Wearing a blue snowsuit and a knit cap, Sam Vandegrift's boyish looks is only matched by his childlike enthusiasm. With temperatures bottoming out in the single digits, Sam points out the different maple trees he hopes to tap as part of his latest project, Prairie Sugar Collective. He notes the bark and the branches in between fits of giggles as he marvels at all the possible sources for community based maple syrup.
"The real hope is we end up having enough syrup to have a pancake breakfast," Sam says about the first year of his project.
Sam, who works as a wine wholesaler for the Artisan Beverage Company, will gladly talk all day about food or wine or the community of Urbana.
"We have a pretty interesting neighborhood. We're lucky that we have a bunch of people who dream big," Sam says.
To really understand why Sam is standing next to a frozen river in the woods outside Mahomet on a beautiful but bitterly cold Thursday in February, you need to go back three years. Three years ago Sam tapped two large sugar maples that grow in his front yard and collected enough sap for about a quarter of a cup of syrup. The next year he expanded to about 25 taps on his street.
The idea was to make syrup, but also to educate people about the food sources that are literally in their front yard. Sam says he would have continued expanding until every maple tree in Urbana was producing sap if the city had not gotten involved. Some of the trees he used were on public property and could not be used. Also, taps could hurt already stressed urban trees that have to deal with pollution, root crowding and other unhealthy aspects of city living.
Most would stop there, but instead Sam started collecting out in the country. With some help from Lisa Haynes, owner of the organic farm Tomahnous Farm, Sam found property owners in Champaign county willing to let members of the Prairie Sugar Collective tap their trees.
Sam says his main objective is still educational. He wants to put wheels on the evaporator built by Dave Baker, Sam's neighbor and owner of Baker's Bikes. The wheels will allow the collective to move syrup production to schools and businesses for instructional displays.

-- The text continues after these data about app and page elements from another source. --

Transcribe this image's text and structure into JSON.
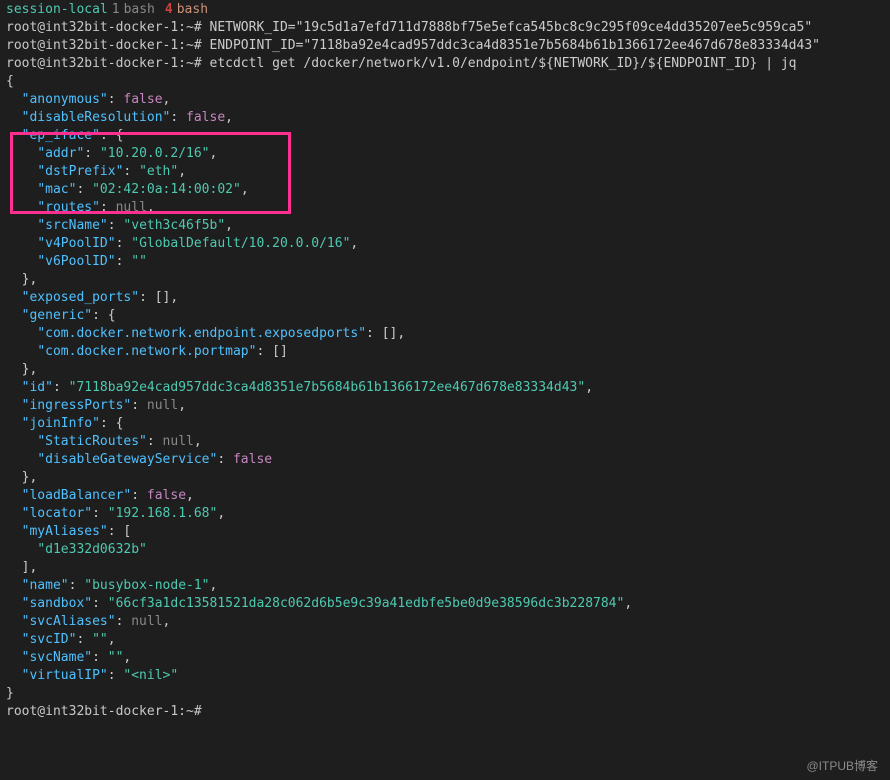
{
  "tabs": {
    "session": "session-local",
    "items": [
      {
        "index": "1",
        "label": "bash",
        "active": false
      },
      {
        "index": "4",
        "label": "bash",
        "active": true
      }
    ]
  },
  "prompt": "root@int32bit-docker-1:~#",
  "commands": {
    "c1": "NETWORK_ID=\"19c5d1a7efd711d7888bf75e5efca545bc8c9c295f09ce4dd35207ee5c959ca5\"",
    "c2": "ENDPOINT_ID=\"7118ba92e4cad957ddc3ca4d8351e7b5684b61b1366172ee467d678e83334d43\"",
    "c3": "etcdctl get /docker/network/v1.0/endpoint/${NETWORK_ID}/${ENDPOINT_ID} | jq"
  },
  "json": {
    "anonymous_key": "\"anonymous\"",
    "anonymous_val": "false",
    "disableResolution_key": "\"disableResolution\"",
    "disableResolution_val": "false",
    "ep_iface_key": "\"ep_iface\"",
    "ep_iface": {
      "addr_key": "\"addr\"",
      "addr_val": "\"10.20.0.2/16\"",
      "dstPrefix_key": "\"dstPrefix\"",
      "dstPrefix_val": "\"eth\"",
      "mac_key": "\"mac\"",
      "mac_val": "\"02:42:0a:14:00:02\"",
      "routes_key": "\"routes\"",
      "routes_val": "null",
      "srcName_key": "\"srcName\"",
      "srcName_val": "\"veth3c46f5b\"",
      "v4PoolID_key": "\"v4PoolID\"",
      "v4PoolID_val": "\"GlobalDefault/10.20.0.0/16\"",
      "v6PoolID_key": "\"v6PoolID\"",
      "v6PoolID_val": "\"\""
    },
    "exposed_ports_key": "\"exposed_ports\"",
    "generic_key": "\"generic\"",
    "generic": {
      "exposedports_key": "\"com.docker.network.endpoint.exposedports\"",
      "portmap_key": "\"com.docker.network.portmap\""
    },
    "id_key": "\"id\"",
    "id_val": "\"7118ba92e4cad957ddc3ca4d8351e7b5684b61b1366172ee467d678e83334d43\"",
    "ingressPorts_key": "\"ingressPorts\"",
    "ingressPorts_val": "null",
    "joinInfo_key": "\"joinInfo\"",
    "joinInfo": {
      "StaticRoutes_key": "\"StaticRoutes\"",
      "StaticRoutes_val": "null",
      "disableGatewayService_key": "\"disableGatewayService\"",
      "disableGatewayService_val": "false"
    },
    "loadBalancer_key": "\"loadBalancer\"",
    "loadBalancer_val": "false",
    "locator_key": "\"locator\"",
    "locator_val": "\"192.168.1.68\"",
    "myAliases_key": "\"myAliases\"",
    "myAliases_item": "\"d1e332d0632b\"",
    "name_key": "\"name\"",
    "name_val": "\"busybox-node-1\"",
    "sandbox_key": "\"sandbox\"",
    "sandbox_val": "\"66cf3a1dc13581521da28c062d6b5e9c39a41edbfe5be0d9e38596dc3b228784\"",
    "svcAliases_key": "\"svcAliases\"",
    "svcAliases_val": "null",
    "svcID_key": "\"svcID\"",
    "svcID_val": "\"\"",
    "svcName_key": "\"svcName\"",
    "svcName_val": "\"\"",
    "virtualIP_key": "\"virtualIP\"",
    "virtualIP_val": "\"<nil>\""
  },
  "watermark": "@ITPUB博客"
}
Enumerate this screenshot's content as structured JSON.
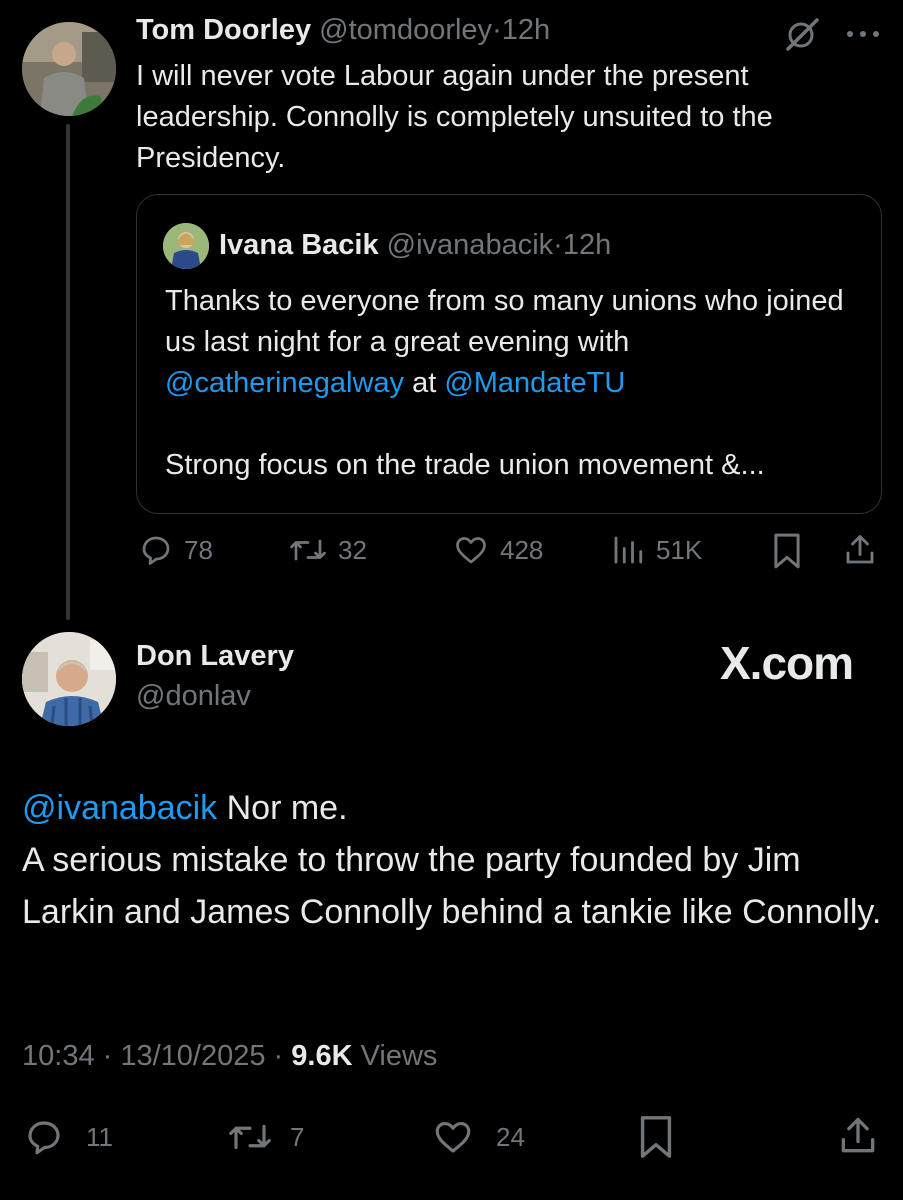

"The more we become removed from doing things that keep us alive I think the more alienated we feel from our own life," Sam says.
Most people don't know where the stuff in the maple leaf shaped bottle originally comes from. The sap from the maple tree has to be boiled down in an evaporator before it's the right consistency. Sam says about 40 gallons of sap is needed to make a gallon of syrup. Enough sap needs to be collected over the short season, about 4 to 8 weeks in February and March, to last the entire year. High producing farms need huge areas of land filled with trees to keep up with demand.
Maple syrup is seen as more of a condiment than a food stuff. Sam says he wants to treat it more like wine, make single origin syrups or unfiltered batches. He says the people in the area are adventurous in their food and would probably enjoy that as much as he would.
"I just have the feeling that this is the beginning of something going bonkers and I'm not just chopping it up to my optimism," Sam says.